[Supplied data]

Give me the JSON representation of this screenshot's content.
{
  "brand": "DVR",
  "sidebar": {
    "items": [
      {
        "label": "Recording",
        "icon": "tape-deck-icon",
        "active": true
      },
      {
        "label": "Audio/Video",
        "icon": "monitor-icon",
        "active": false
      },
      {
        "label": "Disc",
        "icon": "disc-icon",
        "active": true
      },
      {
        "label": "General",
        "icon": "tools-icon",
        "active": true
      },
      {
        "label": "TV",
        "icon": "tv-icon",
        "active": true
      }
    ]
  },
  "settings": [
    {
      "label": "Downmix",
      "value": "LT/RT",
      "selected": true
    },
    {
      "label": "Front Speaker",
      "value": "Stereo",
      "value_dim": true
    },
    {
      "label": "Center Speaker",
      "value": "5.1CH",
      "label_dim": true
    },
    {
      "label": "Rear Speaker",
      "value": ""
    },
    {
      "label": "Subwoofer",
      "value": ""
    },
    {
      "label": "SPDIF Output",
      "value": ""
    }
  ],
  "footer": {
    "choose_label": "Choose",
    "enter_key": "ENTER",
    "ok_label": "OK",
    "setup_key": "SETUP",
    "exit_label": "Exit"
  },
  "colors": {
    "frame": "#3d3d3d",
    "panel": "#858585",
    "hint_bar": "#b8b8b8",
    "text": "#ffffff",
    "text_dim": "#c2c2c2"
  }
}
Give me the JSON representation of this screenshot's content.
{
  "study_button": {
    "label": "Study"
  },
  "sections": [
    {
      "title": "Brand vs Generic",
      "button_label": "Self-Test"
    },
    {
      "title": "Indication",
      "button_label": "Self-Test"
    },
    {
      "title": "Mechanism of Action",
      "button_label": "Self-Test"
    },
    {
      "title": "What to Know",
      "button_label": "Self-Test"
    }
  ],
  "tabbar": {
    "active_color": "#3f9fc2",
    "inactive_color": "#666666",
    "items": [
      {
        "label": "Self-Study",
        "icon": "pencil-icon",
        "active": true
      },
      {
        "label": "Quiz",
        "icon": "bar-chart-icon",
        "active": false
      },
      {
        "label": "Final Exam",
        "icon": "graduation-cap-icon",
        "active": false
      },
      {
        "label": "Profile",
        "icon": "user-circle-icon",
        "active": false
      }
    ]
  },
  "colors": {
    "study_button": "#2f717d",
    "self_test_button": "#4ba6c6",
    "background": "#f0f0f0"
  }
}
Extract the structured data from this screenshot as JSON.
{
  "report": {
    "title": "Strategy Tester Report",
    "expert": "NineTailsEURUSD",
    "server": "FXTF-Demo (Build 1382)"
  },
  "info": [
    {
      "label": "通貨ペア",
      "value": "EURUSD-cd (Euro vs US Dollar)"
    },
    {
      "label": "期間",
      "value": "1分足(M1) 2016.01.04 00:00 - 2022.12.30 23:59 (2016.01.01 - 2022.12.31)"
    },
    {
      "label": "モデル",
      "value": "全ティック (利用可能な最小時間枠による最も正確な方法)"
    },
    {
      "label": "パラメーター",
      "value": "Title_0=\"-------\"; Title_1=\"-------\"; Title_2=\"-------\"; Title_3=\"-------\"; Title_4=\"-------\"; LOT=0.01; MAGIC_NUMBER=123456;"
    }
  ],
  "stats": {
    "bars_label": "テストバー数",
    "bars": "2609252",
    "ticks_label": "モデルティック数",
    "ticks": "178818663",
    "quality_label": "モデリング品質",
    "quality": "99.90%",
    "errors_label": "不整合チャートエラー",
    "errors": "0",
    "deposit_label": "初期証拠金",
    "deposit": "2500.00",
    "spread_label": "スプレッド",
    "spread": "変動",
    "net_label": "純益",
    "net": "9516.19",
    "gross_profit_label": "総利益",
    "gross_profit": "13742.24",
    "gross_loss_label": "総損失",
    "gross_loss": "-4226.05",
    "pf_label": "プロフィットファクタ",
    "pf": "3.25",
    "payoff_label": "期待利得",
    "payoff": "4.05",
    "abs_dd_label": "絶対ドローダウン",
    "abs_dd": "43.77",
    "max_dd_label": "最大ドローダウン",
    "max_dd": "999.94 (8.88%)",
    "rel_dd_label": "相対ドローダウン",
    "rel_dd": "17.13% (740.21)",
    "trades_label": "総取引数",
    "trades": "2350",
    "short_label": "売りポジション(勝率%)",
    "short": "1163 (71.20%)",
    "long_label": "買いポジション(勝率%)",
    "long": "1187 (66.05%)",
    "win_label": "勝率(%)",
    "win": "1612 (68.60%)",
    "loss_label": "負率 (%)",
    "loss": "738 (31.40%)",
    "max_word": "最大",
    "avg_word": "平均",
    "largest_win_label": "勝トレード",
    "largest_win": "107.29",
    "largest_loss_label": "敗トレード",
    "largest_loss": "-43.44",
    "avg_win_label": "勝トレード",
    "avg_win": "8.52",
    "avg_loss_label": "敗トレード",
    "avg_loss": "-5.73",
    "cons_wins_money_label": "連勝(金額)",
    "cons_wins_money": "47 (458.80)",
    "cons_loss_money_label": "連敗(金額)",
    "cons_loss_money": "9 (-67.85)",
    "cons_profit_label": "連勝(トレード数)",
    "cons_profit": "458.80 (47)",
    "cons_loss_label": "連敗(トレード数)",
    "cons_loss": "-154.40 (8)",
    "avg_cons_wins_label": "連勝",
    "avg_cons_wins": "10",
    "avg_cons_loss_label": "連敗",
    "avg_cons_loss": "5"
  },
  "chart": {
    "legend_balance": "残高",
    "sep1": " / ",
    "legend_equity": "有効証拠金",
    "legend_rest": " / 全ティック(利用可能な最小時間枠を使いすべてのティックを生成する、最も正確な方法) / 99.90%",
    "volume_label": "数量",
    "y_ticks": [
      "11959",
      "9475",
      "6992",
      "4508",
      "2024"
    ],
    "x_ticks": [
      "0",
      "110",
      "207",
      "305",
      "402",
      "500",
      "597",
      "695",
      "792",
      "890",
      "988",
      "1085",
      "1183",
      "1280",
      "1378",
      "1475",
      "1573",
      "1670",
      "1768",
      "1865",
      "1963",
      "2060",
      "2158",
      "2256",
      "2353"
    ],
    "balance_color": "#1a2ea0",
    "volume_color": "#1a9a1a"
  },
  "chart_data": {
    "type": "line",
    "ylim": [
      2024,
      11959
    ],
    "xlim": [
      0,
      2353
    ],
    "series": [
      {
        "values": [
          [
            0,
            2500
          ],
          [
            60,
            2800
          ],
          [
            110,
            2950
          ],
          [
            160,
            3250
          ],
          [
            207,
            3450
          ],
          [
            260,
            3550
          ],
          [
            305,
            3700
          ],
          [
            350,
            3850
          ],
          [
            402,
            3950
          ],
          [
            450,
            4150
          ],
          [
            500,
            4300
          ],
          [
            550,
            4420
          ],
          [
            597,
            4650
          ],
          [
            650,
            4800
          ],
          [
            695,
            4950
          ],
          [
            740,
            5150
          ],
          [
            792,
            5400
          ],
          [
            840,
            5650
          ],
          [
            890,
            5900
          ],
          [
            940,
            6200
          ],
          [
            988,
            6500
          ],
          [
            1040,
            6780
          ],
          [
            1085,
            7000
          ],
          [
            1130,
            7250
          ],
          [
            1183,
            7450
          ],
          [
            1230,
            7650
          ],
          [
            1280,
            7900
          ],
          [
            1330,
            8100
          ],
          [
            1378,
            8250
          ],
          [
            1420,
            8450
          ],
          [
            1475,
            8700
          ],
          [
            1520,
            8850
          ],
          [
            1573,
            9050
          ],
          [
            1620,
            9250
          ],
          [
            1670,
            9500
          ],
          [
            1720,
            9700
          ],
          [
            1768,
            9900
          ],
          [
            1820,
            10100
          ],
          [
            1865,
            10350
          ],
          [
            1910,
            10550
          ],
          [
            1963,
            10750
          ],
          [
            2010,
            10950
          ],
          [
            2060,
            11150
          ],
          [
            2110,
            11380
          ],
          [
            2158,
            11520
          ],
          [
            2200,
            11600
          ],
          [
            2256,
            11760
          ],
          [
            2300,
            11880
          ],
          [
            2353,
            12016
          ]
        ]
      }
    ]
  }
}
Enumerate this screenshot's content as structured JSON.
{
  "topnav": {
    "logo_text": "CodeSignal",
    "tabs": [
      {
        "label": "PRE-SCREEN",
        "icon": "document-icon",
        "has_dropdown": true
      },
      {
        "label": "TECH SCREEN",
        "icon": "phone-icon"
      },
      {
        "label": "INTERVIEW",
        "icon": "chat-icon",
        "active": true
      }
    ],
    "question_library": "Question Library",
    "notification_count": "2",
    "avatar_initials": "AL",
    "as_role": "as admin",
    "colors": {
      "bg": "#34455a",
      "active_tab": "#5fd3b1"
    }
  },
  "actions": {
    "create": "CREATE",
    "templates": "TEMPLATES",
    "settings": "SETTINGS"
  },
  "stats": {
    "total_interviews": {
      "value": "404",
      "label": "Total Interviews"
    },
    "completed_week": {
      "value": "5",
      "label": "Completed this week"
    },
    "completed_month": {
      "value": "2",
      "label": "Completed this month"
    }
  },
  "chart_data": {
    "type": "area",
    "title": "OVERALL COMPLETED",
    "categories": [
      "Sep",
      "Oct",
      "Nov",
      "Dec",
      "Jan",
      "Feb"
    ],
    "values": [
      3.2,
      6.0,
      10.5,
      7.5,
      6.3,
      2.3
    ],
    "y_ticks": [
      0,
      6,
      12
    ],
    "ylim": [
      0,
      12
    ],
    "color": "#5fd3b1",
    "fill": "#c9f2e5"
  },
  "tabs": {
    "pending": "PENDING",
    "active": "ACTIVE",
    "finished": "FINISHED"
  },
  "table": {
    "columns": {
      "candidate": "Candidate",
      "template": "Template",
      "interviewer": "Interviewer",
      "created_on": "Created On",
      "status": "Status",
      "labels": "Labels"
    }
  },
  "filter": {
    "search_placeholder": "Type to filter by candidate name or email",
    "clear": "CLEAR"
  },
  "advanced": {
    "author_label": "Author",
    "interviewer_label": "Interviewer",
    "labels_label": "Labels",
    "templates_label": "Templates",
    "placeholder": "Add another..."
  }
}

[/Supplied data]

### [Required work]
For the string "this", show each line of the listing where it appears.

### [Response]
Give me the JSON representation of this screenshot's content.
Give me the JSON representation of this screenshot's content.
Extract the structured data from this screenshot as JSON.
Enumerate this screenshot's content as structured JSON.
      "label": "Completed this week"
      "label": "Completed this month"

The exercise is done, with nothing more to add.